He ran a website that sold dummy bank accounts to eBay, Facebook and other online service users having trouble with the transaction service PayPal. His service allowed people online to breeze through PayPal’s financial verification steps and, in the case of the Russians, buy ads on Facebook. Pinedo had bought a few hundred bank accounts for $20 each and sold them for $40, generating him his sole income of about $40,000 over three years, according to prosecutors and his defense lawyer.
He pleaded guilty to one count of identity fraud during a confidential court hearing in DC federal court on February 12. His case was made public four days later, when the Justice Department announced its indictment of 13 Russians and three companies for running an online election propaganda effort.
Since his guilty plea was unsealed, Pinedo says he’s faced online harassment and safety risks because of the national attention. His family is now planning to sell their house and move out of their rural California neighborhood, Pinedo’s attorney said, after video posted on a local news website showed where they lived.
Pinedo asked Judge Dabney Friedrich of the US District Court in Washington to spare him from serving time in prison.
“I take full responsibility for what I’ve done,” he told the court Wednesday. “I’ve tried to do everything possible to help in this investigation.”
He was also sentenced to six months under house arrest and two years of supervised release.
Helping Mueller’s investigation
Prosecutors told the judge that Pinedo gave them “significant assistance” and that his admissions and testimony “saved the government significant time and resources in the investigation.”
Pinedo helped the investigators identify previously anonymous Russians who allegedly ran the social media propaganda scheme during the election. He then explained to investigators how the scheme of using false identities worked. His sessions with Mueller’s team were the first time he had ever left California.
Pinedo testified before a federal grand jury in DC, which approved the indictment of the Internet Research Agency, Concord Management and Consulting and the oligarch Yevgeny Prigozhin, known as “Putin’s chef.”
Of the 16 defendants in the social media propaganda case, only Concord Management has appeared in US court. The company says it is not guilty.
Pinedo also helped identify others involved in online identity fraud besides the Russians. The special counsel’s office did not pursue investigations of or prosecute those people because their mandate is narrowly focused on Russian influence in the 2016 presidential election, prosecutor Rush Atkinson said in court. It’s possible other US Attorneys could pursue charging those other individuals. Pinedo agreed to help if those cases arose, the attorneys told the judge.
In addition to his jail term, Pinedo must perform 100 hours of community service. He will pay no fine, but will pay for computer monitoring that tracks if he attempts to commit other online crimes.

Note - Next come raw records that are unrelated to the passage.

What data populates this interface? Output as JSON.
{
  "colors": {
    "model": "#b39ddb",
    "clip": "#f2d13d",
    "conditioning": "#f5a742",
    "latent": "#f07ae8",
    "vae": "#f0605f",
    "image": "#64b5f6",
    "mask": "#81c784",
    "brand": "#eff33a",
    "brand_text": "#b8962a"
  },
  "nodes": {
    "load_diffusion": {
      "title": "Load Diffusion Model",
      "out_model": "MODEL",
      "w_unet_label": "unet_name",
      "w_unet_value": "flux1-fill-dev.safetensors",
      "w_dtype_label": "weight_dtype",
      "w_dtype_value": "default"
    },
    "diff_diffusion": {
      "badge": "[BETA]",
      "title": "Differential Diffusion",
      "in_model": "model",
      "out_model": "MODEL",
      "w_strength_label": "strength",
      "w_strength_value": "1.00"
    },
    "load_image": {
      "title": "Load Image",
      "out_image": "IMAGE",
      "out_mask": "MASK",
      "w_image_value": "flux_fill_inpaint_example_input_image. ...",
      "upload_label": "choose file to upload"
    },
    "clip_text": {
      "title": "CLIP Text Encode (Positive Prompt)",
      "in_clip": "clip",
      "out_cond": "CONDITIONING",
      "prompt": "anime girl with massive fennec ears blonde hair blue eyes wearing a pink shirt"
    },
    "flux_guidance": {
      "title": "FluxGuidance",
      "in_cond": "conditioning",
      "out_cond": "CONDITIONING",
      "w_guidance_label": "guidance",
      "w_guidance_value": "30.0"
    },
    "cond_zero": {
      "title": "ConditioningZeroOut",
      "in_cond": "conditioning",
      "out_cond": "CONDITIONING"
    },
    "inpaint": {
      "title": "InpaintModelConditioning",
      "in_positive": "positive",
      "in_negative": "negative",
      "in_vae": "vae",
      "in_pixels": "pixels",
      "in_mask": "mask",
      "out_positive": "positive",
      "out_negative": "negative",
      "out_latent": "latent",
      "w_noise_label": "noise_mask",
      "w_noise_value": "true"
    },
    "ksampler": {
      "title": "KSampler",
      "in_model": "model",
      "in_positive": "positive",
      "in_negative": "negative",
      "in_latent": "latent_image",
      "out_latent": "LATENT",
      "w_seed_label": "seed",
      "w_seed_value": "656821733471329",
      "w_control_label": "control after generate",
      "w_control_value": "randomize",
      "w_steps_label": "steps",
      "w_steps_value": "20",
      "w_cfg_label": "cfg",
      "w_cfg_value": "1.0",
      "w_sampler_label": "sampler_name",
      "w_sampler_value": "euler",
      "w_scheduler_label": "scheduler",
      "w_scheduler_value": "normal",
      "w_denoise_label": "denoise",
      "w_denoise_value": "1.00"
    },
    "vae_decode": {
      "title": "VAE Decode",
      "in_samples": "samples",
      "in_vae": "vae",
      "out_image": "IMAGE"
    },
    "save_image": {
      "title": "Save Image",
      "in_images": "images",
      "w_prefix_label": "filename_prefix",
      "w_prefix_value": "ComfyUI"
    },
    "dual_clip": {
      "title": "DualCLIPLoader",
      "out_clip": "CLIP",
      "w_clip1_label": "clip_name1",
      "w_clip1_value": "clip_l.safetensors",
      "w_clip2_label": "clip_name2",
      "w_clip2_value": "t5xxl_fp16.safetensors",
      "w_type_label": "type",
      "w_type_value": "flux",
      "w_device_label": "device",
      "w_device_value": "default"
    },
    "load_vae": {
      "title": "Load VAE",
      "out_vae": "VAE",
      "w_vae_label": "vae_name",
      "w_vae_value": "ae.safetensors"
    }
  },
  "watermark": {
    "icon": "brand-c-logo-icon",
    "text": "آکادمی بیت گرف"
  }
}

Two other defendants in the Mueller investigation, the Dutch lawyer Alex van der Zwaan and former Trump campaign adviser George Papadopoulos, received 30-day and 14-day prison sentences, respectively, and paid several thousand dollars in fines.